Q1: What was the significance of the Ancient Egyptian scales of justice?

A1: The Ancient Egyptian scales of justice, known as the Scales of Judgement, were central to the belief in the afterlife. They served as a symbol of Ma’at (truth and balance) and determined the fate of the deceased based on their moral conduct.

Q2: How did the weighing process work in the Scales of Judgement?

A2: During the weighing process, the heart of the deceased was placed on one side of the scale, while the feather of Ma’at (the feather of truth) was placed on the other. If the heart balanced or outweighed the feather, the deceased was deemed righteous and granted access to the afterlife.

Q3: Who presided over the Scales of Judgement?

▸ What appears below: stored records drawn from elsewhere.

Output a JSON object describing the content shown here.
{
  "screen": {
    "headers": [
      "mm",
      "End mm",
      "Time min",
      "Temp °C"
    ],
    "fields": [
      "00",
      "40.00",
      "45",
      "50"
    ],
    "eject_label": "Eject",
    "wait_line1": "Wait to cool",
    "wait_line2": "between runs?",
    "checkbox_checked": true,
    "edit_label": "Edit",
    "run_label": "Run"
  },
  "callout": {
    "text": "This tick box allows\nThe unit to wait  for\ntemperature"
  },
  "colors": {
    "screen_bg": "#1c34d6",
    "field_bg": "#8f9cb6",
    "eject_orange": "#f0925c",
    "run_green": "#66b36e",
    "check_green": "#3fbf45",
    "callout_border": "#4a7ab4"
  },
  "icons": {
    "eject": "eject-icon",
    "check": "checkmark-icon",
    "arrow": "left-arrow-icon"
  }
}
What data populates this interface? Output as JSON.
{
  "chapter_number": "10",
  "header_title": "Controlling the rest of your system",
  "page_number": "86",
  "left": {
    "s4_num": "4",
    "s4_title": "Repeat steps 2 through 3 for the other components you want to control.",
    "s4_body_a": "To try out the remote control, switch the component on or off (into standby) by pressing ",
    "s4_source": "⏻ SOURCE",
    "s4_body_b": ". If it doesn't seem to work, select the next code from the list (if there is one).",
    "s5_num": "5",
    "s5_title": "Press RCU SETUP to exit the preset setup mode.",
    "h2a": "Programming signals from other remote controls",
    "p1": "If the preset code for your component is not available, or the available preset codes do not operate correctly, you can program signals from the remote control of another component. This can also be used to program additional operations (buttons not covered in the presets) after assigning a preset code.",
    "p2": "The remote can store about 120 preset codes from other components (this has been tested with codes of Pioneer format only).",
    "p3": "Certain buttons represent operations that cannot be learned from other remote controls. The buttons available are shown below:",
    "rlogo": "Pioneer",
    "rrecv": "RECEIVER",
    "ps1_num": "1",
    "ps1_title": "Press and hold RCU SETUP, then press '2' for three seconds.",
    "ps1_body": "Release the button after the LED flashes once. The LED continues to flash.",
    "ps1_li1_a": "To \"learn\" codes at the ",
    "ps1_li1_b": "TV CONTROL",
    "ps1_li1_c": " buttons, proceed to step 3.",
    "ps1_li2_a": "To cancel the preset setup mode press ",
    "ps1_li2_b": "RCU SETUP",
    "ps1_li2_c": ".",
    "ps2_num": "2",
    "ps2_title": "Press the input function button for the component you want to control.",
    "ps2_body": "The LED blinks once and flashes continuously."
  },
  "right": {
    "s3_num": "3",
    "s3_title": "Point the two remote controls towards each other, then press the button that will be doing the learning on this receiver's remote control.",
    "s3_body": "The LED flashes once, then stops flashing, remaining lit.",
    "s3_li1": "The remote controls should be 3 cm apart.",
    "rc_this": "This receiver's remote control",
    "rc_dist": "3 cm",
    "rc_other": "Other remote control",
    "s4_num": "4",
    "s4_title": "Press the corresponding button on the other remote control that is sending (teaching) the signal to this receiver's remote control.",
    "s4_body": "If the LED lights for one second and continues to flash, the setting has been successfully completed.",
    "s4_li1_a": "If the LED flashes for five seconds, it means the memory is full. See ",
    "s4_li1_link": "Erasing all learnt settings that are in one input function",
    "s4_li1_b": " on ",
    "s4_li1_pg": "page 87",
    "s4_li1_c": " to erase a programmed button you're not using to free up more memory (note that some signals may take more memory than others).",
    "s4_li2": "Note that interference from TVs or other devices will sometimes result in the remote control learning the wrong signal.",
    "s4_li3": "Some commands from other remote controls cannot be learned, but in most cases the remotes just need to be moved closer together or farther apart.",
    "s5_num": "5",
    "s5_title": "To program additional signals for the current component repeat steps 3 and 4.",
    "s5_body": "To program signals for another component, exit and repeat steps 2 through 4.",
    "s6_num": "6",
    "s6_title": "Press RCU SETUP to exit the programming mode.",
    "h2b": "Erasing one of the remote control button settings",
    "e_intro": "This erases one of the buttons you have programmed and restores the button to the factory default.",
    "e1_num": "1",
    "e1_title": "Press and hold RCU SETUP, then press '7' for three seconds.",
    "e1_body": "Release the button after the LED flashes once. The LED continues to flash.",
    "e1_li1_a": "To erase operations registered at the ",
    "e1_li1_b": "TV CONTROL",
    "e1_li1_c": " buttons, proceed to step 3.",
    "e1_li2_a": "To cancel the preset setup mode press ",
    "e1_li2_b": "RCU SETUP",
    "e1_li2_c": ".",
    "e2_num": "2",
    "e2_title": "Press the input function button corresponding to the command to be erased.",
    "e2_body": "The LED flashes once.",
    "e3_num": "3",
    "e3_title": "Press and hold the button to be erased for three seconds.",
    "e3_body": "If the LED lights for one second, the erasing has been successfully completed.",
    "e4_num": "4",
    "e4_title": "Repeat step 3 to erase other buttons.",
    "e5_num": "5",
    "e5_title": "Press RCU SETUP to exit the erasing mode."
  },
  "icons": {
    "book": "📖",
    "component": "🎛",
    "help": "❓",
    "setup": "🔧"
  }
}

A3: Osiris, the god of the underworld and the afterlife, presided over the Scales of Judgement. He ensured fairness and justice during the weighing process, determining the fate of the deceased based on their actions and deeds in life.

Q4: What happened to the heart if it was heavier than the feather of Ma’at?

A4: If the heart of the deceased was heavier than the feather of Ma’at, it was devoured by Ammit, a monstrous creature with the head of a crocodile, the body of a lion, and the hindquarters of a hippopotamus. This resulted in the denial of entry into the afterlife.

Q5: What was the purpose of the Ancient Egyptian weighing scales?

A5: The Ancient Egyptian weighing scales were primarily used for weighing precious metals, grains, and other commodities. They played a crucial role in facilitating trade and ensuring fairness in transactions. Additionally, they were employed in religious ceremonies and rituals, including the weighing of the heart in the Scales of Judgement.